Roger Cohen On Iran’s Jews
Jason Maoz writes:
It would be easier to take Cohen’s reporting from Iran at face value if one weren’t acquainted with his biases and preconceptions, but by writing the following he sort of gave the game away even to readers less familiar with his history of sanctimonious posturing:
One way to look at Iran’s scurrilous anti-Israel tirades is as a provocation to focus people on Israel’s bomb, its 41-year occupation of the West Bank, its Hamas denial, its repetitive use of overwhelming force. Iranian language can be vile, but any Middle East peace – and engagement with Tehran – will have to take account of these points.
So there you have it. Whether or not those Jews Cohen spoke with are truly representative of Iranian Jewry is a matter open to debate.
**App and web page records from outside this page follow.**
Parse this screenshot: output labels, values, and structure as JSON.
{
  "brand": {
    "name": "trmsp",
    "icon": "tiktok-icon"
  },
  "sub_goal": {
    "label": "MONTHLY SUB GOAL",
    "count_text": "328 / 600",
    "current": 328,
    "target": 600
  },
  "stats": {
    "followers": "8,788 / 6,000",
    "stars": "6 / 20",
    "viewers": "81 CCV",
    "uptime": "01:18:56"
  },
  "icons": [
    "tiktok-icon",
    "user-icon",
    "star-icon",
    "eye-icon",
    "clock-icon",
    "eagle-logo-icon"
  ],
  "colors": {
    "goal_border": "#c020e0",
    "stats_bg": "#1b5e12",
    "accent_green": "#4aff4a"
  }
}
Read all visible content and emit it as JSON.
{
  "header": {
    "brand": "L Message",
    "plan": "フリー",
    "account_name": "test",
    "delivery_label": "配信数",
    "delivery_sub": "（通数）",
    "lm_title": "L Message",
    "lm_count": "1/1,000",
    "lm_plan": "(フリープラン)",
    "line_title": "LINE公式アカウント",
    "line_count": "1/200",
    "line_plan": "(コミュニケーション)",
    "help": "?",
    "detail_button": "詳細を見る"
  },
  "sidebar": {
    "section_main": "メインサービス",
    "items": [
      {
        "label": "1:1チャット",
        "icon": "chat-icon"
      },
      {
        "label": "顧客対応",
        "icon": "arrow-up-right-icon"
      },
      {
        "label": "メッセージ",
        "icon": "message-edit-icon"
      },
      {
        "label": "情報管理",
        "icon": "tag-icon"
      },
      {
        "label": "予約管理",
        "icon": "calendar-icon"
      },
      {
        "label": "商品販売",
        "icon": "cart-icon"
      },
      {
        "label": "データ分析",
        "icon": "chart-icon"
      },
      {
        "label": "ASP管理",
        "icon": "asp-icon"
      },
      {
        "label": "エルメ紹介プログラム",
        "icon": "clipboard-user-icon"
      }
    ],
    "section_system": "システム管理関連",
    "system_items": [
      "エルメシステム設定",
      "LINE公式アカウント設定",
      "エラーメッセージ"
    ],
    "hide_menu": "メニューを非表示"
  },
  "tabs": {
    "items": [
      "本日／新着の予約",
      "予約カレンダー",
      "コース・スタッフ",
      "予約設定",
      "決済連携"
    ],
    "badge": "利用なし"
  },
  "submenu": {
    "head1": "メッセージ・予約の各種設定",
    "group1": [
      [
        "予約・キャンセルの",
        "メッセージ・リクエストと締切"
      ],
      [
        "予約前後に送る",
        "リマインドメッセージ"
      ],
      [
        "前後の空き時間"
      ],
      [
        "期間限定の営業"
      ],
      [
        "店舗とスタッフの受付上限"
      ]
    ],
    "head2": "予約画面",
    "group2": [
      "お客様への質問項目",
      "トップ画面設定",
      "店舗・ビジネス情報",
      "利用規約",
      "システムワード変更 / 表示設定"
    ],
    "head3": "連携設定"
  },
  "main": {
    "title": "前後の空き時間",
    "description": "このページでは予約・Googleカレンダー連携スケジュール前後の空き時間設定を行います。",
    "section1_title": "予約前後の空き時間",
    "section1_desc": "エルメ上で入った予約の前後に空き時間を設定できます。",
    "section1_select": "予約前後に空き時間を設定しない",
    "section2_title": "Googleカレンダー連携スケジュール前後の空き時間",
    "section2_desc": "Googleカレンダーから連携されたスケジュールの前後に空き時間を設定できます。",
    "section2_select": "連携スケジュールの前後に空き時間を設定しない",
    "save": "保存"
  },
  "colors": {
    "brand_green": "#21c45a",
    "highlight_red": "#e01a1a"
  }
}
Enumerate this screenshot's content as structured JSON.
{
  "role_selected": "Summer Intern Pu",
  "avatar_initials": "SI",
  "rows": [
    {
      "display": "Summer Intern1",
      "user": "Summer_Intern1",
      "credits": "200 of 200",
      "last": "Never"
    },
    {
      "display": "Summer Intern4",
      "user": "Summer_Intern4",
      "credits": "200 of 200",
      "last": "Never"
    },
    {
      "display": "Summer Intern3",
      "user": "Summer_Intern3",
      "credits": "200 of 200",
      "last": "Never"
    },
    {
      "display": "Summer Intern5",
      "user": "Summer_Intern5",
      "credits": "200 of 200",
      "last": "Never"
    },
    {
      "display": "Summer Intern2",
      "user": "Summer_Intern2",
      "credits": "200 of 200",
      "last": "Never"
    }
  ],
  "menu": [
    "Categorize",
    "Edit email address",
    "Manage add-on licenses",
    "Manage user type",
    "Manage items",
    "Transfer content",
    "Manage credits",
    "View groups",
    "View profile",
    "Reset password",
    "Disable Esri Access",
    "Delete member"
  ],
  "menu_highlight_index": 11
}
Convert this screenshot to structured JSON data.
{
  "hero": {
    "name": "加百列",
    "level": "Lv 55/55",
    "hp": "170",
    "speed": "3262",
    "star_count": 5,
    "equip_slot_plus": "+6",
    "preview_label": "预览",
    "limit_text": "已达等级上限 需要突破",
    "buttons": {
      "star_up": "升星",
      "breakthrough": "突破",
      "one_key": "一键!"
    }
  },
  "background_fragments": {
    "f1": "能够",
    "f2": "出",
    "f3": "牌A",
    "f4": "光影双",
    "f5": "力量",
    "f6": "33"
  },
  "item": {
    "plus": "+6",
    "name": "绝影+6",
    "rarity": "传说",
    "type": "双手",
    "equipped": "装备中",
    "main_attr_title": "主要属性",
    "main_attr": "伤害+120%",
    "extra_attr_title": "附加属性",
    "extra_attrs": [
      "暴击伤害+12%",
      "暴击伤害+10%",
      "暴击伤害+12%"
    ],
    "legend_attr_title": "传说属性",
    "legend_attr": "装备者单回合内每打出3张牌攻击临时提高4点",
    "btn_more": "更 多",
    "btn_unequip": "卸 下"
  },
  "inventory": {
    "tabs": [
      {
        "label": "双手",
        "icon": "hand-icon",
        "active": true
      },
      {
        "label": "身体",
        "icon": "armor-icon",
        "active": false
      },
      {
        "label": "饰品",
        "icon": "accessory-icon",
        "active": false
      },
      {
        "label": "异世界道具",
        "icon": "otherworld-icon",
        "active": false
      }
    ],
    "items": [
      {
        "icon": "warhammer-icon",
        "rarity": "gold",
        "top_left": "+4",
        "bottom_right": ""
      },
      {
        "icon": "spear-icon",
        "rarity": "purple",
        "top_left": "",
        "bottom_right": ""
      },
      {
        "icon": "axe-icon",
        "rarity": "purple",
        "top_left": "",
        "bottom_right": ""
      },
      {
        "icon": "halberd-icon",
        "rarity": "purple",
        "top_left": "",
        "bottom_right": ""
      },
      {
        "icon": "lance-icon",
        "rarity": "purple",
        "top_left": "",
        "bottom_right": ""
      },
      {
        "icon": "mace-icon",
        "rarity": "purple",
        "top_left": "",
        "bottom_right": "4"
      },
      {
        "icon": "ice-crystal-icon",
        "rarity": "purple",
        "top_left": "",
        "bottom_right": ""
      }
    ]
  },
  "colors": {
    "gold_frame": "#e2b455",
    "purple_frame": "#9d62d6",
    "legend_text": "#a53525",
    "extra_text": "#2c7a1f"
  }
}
But Cohen’s attempt to rationalize Iran’s genocidal threats against Israel by putting the onus on Israeli actions and policies (leave it to a liberal to blame the victim) calls into question both his motives and his judgment.
In a February 1991 article in Commentary, the late Jerusalem Post editorial page editor David Bar Illan wrote that when the aforementioned Mike Wallace traveled to Syria in 1975, he "gave a clean bill of health to [Syrian dictator Hafez] Assad’s treatment" of the Syrian Jewish community. "He was particularly delighted to show that the Jews of Syria – though suffering from some travel restrictions – were quick to declare on camera that if they could only join the Syrian army they would be eager to fight against Israel."